— EXERCISE —
The answer is the set of lines that include "eFile", copied from the data below.

(Excerpts from an interface dataset)
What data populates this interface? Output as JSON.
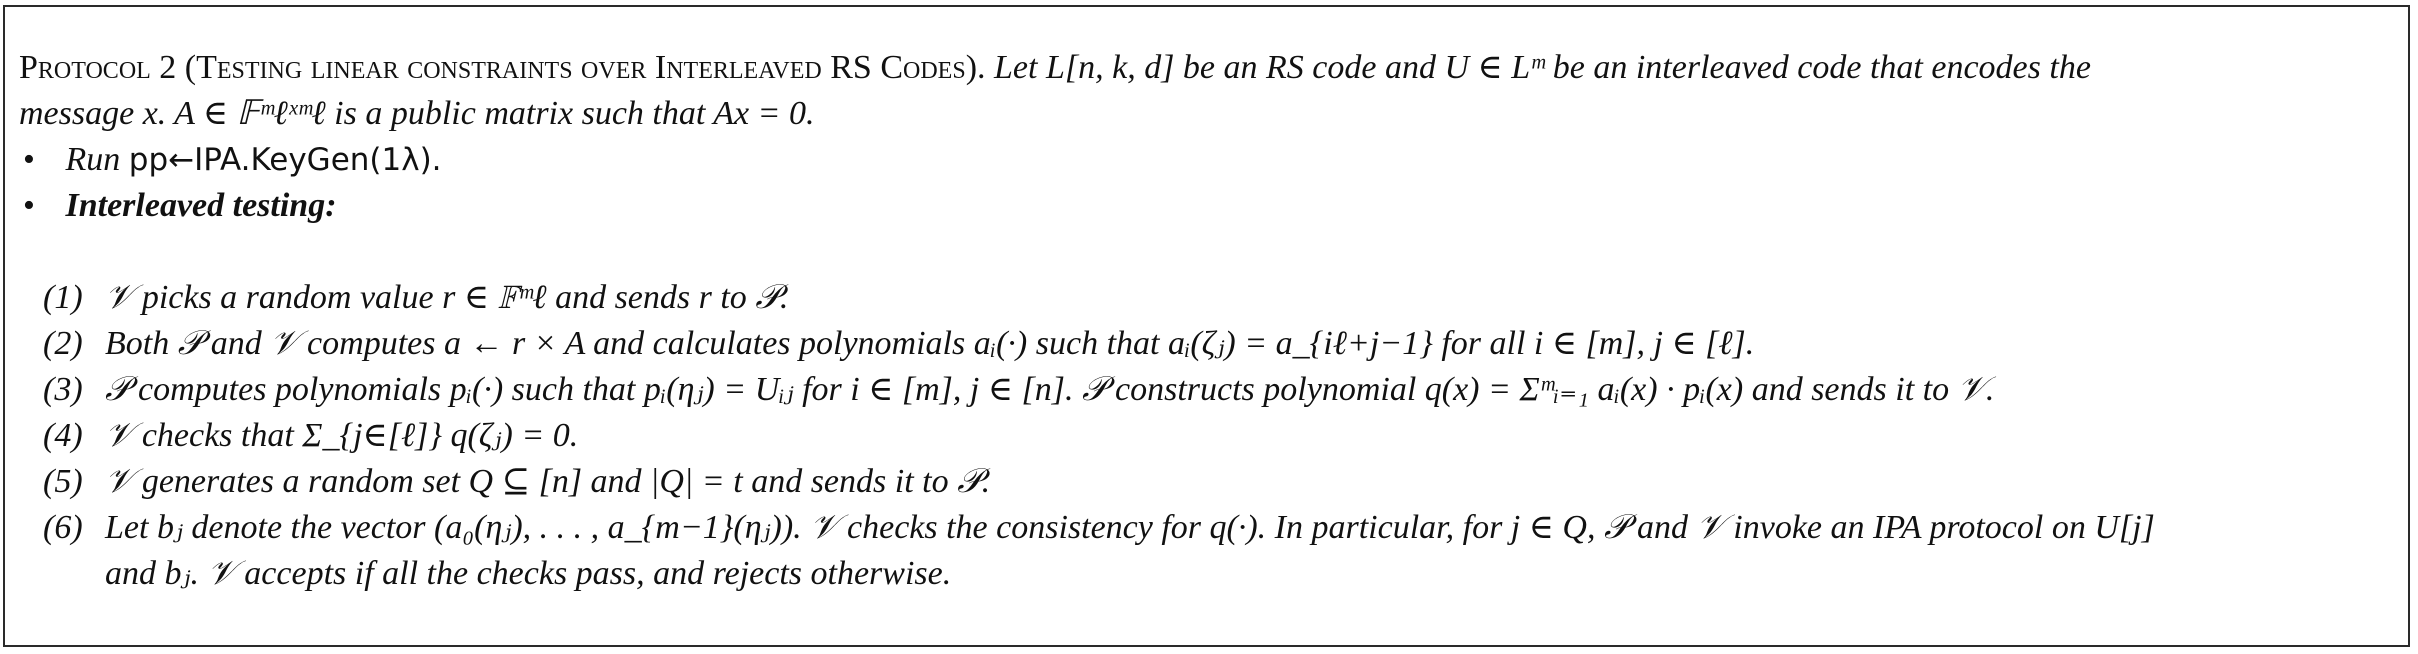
{
  "protocol": {
    "title_label": "Protocol 2 (Testing linear constraints over Interleaved RS Codes).",
    "intro_line1": "Let L[n, k, d] be an RS code and U ∈ Lᵐ be an interleaved code that encodes the",
    "intro_line2": "message x. A ∈ 𝔽ᵐℓˣᵐℓ is a public matrix such that Ax = 0.",
    "bullets": [
      {
        "marker": "•",
        "run_label": "Run",
        "run_value": "pp←IPA.KeyGen(1λ)."
      },
      {
        "marker": "•",
        "label": "Interleaved testing:"
      }
    ],
    "steps": [
      {
        "num": "(1)",
        "text": "𝒱 picks a random value r ∈ 𝔽ᵐℓ and sends r to 𝒫."
      },
      {
        "num": "(2)",
        "text": "Both 𝒫 and 𝒱 computes a ← r × A and calculates polynomials aᵢ(·) such that aᵢ(ζⱼ) = a_{iℓ+j−1} for all i ∈ [m], j ∈ [ℓ]."
      },
      {
        "num": "(3)",
        "text": "𝒫 computes polynomials pᵢ(·) such that pᵢ(ηⱼ) = Uᵢⱼ for i ∈ [m], j ∈ [n]. 𝒫 constructs polynomial q(x) = Σᵐᵢ₌₁ aᵢ(x) · pᵢ(x) and sends it to 𝒱."
      },
      {
        "num": "(4)",
        "text": "𝒱 checks that Σ_{j∈[ℓ]} q(ζⱼ) = 0."
      },
      {
        "num": "(5)",
        "text": "𝒱 generates a random set Q ⊆ [n] and |Q| = t and sends it to 𝒫."
      },
      {
        "num": "(6)",
        "text": "Let bⱼ denote the vector (a₀(ηⱼ), . . . , a_{m−1}(ηⱼ)). 𝒱 checks the consistency for q(·). In particular, for j ∈ Q, 𝒫 and 𝒱 invoke an IPA protocol on U[j]",
        "continuation": "and bⱼ. 𝒱 accepts if all the checks pass, and rejects otherwise."
      }
    ]
  }
}
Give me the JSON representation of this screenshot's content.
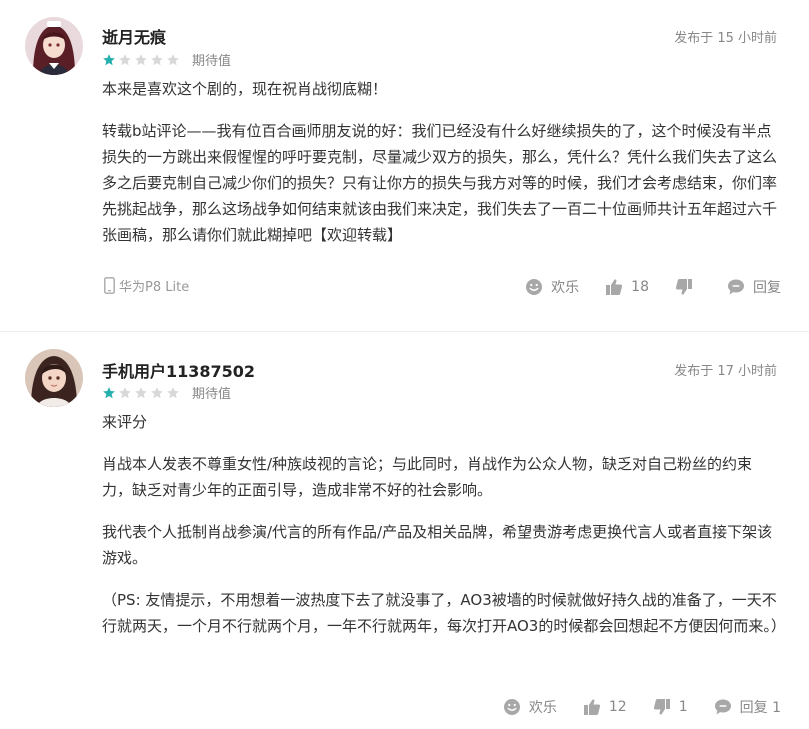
{
  "colors": {
    "star_filled": "#25b0ad",
    "star_empty": "#d8d8d8",
    "icon": "#a8a8a8"
  },
  "reviews": [
    {
      "username": "逝月无痕",
      "time": "发布于 15 小时前",
      "rating": 1,
      "rating_max": 5,
      "rating_label": "期待值",
      "paragraphs": [
        "本来是喜欢这个剧的，现在祝肖战彻底糊！",
        "转载b站评论——我有位百合画师朋友说的好：我们已经没有什么好继续损失的了，这个时候没有半点损失的一方跳出来假惺惺的呼吁要克制，尽量减少双方的损失，那么，凭什么？凭什么我们失去了这么多之后要克制自己减少你们的损失？只有让你方的损失与我方对等的时候，我们才会考虑结束，你们率先挑起战争，那么这场战争如何结束就该由我们来决定，我们失去了一百二十位画师共计五年超过六千张画稿，那么请你们就此糊掉吧【欢迎转载】"
      ],
      "device": "华为P8 Lite",
      "actions": {
        "like_label": "欢乐",
        "thumbs_up": "18",
        "thumbs_down": "",
        "reply_label": "回复"
      }
    },
    {
      "username": "手机用户11387502",
      "time": "发布于 17 小时前",
      "rating": 1,
      "rating_max": 5,
      "rating_label": "期待值",
      "paragraphs": [
        "来评分",
        "肖战本人发表不尊重女性/种族歧视的言论；与此同时，肖战作为公众人物，缺乏对自己粉丝的约束力，缺乏对青少年的正面引导，造成非常不好的社会影响。",
        "我代表个人抵制肖战参演/代言的所有作品/产品及相关品牌，希望贵游考虑更换代言人或者直接下架该游戏。",
        "（PS: 友情提示，不用想着一波热度下去了就没事了，AO3被墙的时候就做好持久战的准备了，一天不行就两天，一个月不行就两个月，一年不行就两年，每次打开AO3的时候都会回想起不方便因何而来。）"
      ],
      "device": "",
      "actions": {
        "like_label": "欢乐",
        "thumbs_up": "12",
        "thumbs_down": "1",
        "reply_label": "回复 1"
      }
    }
  ]
}
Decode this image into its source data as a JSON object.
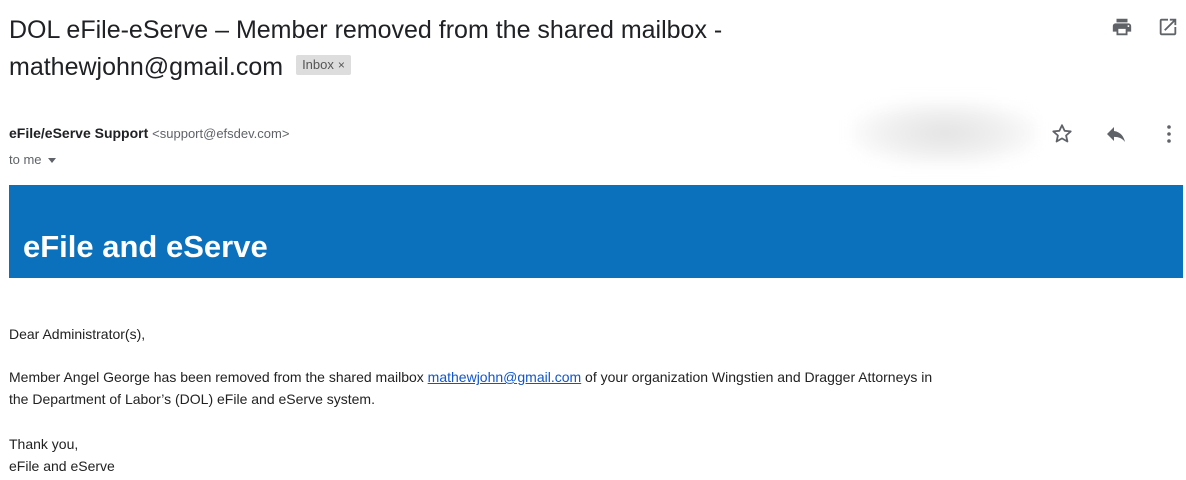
{
  "email": {
    "subject_line1": "DOL eFile-eServe – Member removed from the shared mailbox -",
    "subject_line2": "mathewjohn@gmail.com",
    "label_badge": "Inbox",
    "label_badge_close": "×",
    "sender_name": "eFile/eServe Support",
    "sender_email": "<support@efsdev.com>",
    "recipient": "to me"
  },
  "toolbar": {
    "icons": [
      "print-icon",
      "open-in-new-window-icon",
      "star-icon",
      "reply-icon",
      "more-options-icon"
    ]
  },
  "banner": {
    "title": "eFile and eServe",
    "background_color": "#0c71bd"
  },
  "message": {
    "greeting": "Dear Administrator(s),",
    "para_before_link": "Member Angel George has been removed from the shared mailbox ",
    "link_text": "mathewjohn@gmail.com",
    "para_after_link": " of your organization Wingstien and Dragger Attorneys in",
    "para_line2": "the Department of Labor’s (DOL) eFile and eServe system.",
    "closing": "Thank you,",
    "signature": "eFile and eServe"
  }
}
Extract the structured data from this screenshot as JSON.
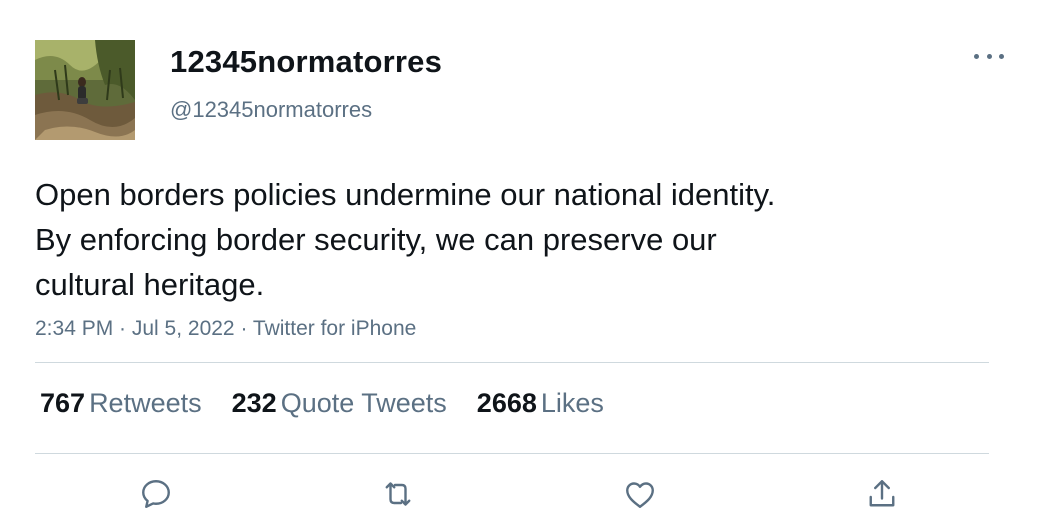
{
  "user": {
    "display_name": "12345normatorres",
    "handle": "@12345normatorres"
  },
  "tweet": {
    "text_lines": [
      "Open borders policies undermine our national identity.",
      "By enforcing border security, we can preserve our",
      "cultural heritage."
    ],
    "meta": "2:34 PM · Jul 5, 2022 · Twitter for iPhone"
  },
  "stats": {
    "retweets": {
      "count": "767",
      "label": "Retweets"
    },
    "quotes": {
      "count": "232",
      "label": "Quote Tweets"
    },
    "likes": {
      "count": "2668",
      "label": "Likes"
    }
  },
  "icons": {
    "more": "more-icon",
    "reply": "reply-icon",
    "retweet": "retweet-icon",
    "like": "like-icon",
    "share": "share-icon"
  },
  "colors": {
    "text": "#0f1419",
    "secondary": "#5b7083",
    "divider": "#cfd9de"
  }
}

— ANSWER BOX —
    "subject_line1": "DOL eFile-eServe – Member removed from the shared mailbox -",
    "sender_name": "eFile/eServe Support",
    "title": "eFile and eServe",
    "para_line2": "the Department of Labor’s (DOL) eFile and eServe system.",
    "signature": "eFile and eServe"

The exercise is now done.